For more than four decades, the Institute has published an impressive library of resources for practitioners, policymakers, academics, and the judiciary. The resources include books; reports of the Judges Forum; roundtable discussions; the Chief Justice Earl Warren Conferences on Advocacy; a model code of conduct for lawyers; and research monographs. These Papers serve to enhance the available research on the civil justice system. NCJI’s Papers are free to NCJI Fellows, academics, courts, and members of the judiciary.
Reports of the Judges Forum
This Forum provides original legal research, created by prominent academics; commentary by experts from both sides of the bar; and small group discussions to facilitate a deep dive into the issues raised. The forum papers and reports are available for free download and provide citable, unique resources for the judiciary, academics, and practitioners.
Law Reviews from Academic Symposia
NCJI is committed to producing new emperical research supportive of the civil justice system. The papers prepared for the Symposia are published in the co-sponsoring law schools’ Law Reviews. Relevant topics have included state constitutional civil jury trial and remedy guarantees; the “war” on the U.S. civil justice system; the future of redress for injured workers in light of changing employment law; mandatory arbitration; and medical malpractice.
Books Distributed by NCJI
The Founding Lawyers
In 2010, the Institute published The Founding Lawyers and America’s Quest for Justice, the last written work of the late Stuart M. Speiser. Speiser was a veteran trial lawyer (founder of the AAJ Aviation Law Section) and a prolific author, with more than 50 volumes on legal and economic subjects to his credit.
The Founding Lawyers is the first book to explore the significance of the dominating role that was played by a few dozen lawyer-statesmen in creating America’s constitutional democracy and making it work.

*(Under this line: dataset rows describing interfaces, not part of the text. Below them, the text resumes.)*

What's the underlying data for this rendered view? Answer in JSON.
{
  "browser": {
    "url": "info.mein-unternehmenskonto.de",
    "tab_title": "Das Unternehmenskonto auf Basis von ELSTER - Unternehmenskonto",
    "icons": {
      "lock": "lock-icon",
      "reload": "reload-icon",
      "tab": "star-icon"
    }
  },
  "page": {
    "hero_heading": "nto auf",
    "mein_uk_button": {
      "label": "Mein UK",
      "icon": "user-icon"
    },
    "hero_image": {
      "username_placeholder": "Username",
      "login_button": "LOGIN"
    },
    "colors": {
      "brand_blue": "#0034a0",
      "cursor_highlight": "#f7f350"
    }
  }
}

In it, Speiser shows how they used their legal skills to conceive, initiate, and execute a revolutionary plan for an entirely new form of government. They called it a Government of Laws, and enshrined it in the United States Constitution, which could not have been adopted without their many deft and daring legal maneuvers dating back to the Declaration of Independence.
David v. Goliath: ATLA and the Fight for Everyday Justice
“A veritable Who’s Who of plaintiff law since World War II. Few of us ever get to be part of history, let alone help make it. But the trial lawyers in this book did both. When special interests lobbied against accountability, ATLA spoke up for workers and consumers in legislatures and courts across America.”
— Thomas H. Henderson, Jr., former ATLA CEO
“Recently, I read a book that I recommend to every one of you because it will lift you up and make you realize that you are special, that being a trial lawyer is something that you should take a lot of pride in. The book is David v. Goliath: ATLA and the Fight for Everyday Justice, by Richard Jacobson and Jeffrey White. The book recounts our decades-long struggle to protect the rights of consumers, workers, and others victimized by powerful interests.”
— Les Weisbrod, former AAJ president, Trial magazine, August 2008
NCJI is honored to announce the re-publication on our website of David v. Goliath: ATLA and the Fight for Everyday Justice, by Richard S. Jacobson and Jeffrey R. White.
First published in a hardcover edition in 2004, David v. Goliath chronicles a half-century of ATLA’s challenges and accomplishments, from its humble conception at a cocktail party in the fall of 1945 to its continuing fight to preserve our civil justice system, trial by jury, and the rights of Americans who have been injured through no fault of their own.
American Lawyer’s Code of Conduct
The American Lawyer’s Code of Conduct was published in 1980-82 by The Foundation (precursor to the National Civil Justice Institute) in an effort to influence the redrafting of the American Bar Association’s Model Rules, which was then in progress. The Reporter for the Code was Monroe Freedman, Professor of Law and former Dean of Hofstra Law School. See Monroe H. Freedman, How Lawyers Act In the Interests of Justice, 70 Fordham L. Rev. 1717 (2002).